Briefly returning to private life following Nixon's defeat in 1960, Lodge reentered government service in 1963 when President Kennedy appointed him ambassador to South Vietnam. Anxious to use American clout with the South Vietnamese as a means of organizing their resistance to communism more effectively, Lodge quickly became frustrated with the country's president, Ngo Dinh Diem. Regarding Diem as an eccentric obstructionist who lacked the ability to lead South Vietnam's turbulent population, Lodge signaled tacit U.S. support for a military coup against Diem's regime in November 1963. Remaining with the American Embassy in Saigon until later the next year, Lodge returned in 1965 for a second tour as the American ambassador under President Lyndon Johnson. As ambassador to South Vietnam from 1965 to 1967, Lodge supported President Johnson's decision to escalate American involvement in the Vietnam War, believing strongly that a communist takeover in the South would be disastrous for U.S. foreign policy goals.

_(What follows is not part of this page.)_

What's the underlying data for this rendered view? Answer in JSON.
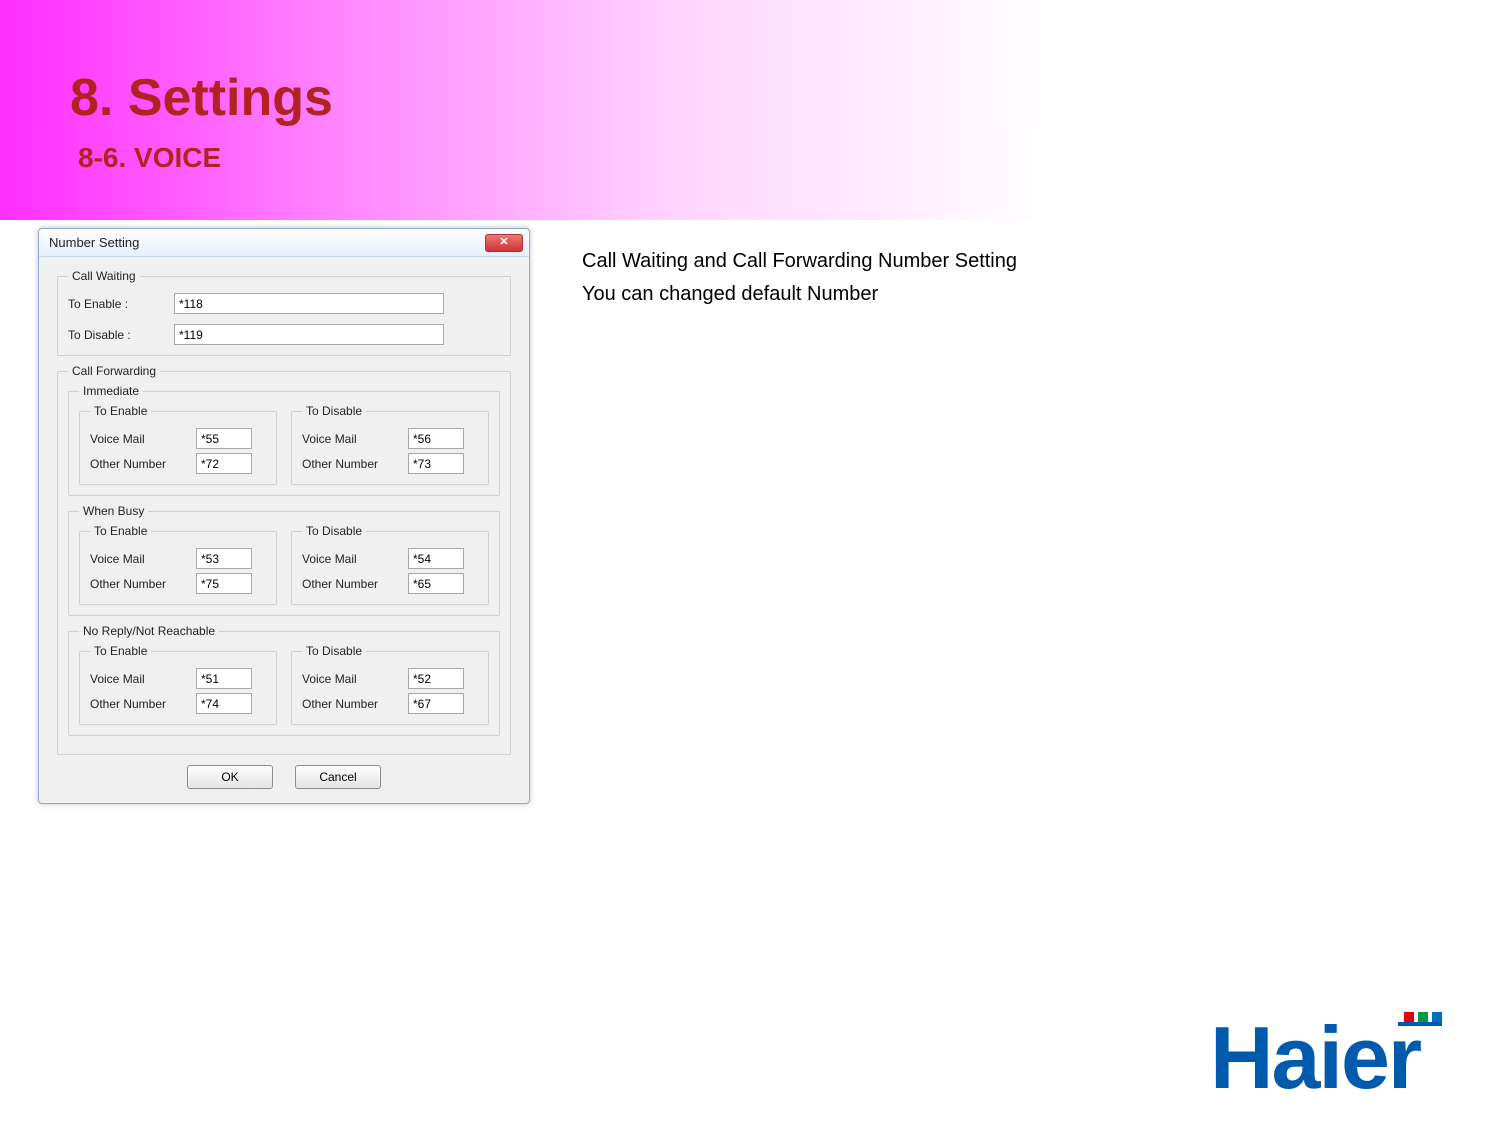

Remaining with the State Department for another ten years after leaving Vietnam, Lodge served as ambassador to Germany (1968-69), envoy to the abortive Paris Peace Talks (1969), and occasionally as the American representative to the Vatican (1969-77). Retiring in 1975, Lodge returned to his home in Beverly, Massachusetts where he wrote his memoirs. He died in 1985 at the age of eighty-three.
Source: American National Biography Online. Internet on-line. Available From http://www.anb.org.
Recommended citation: Eleanor Roosevelt, John Kennedy, and the Election of 1960: A Project of The Eleanor Roosevelt Papers, ed. by Allida Black, June Hopkins, John Sears, Christopher Alhambra, Mary Jo Binker, Christopher Brick, John S. Emrich, Eugenia Gusev, Kristen E. Gwinn, and Bryan D. Peery (Columbia, S.C.: Model Editions Partnership, 2003). Electronic version based on unpublished letters. http://adh.sc.edu.
For more information, visit The Eleanor Roosevelt Papers home page at http://www.gwu.edu/~erpapers/.
Copyright © 2006. The Eleanor Roosevelt Papers. All rights reserved.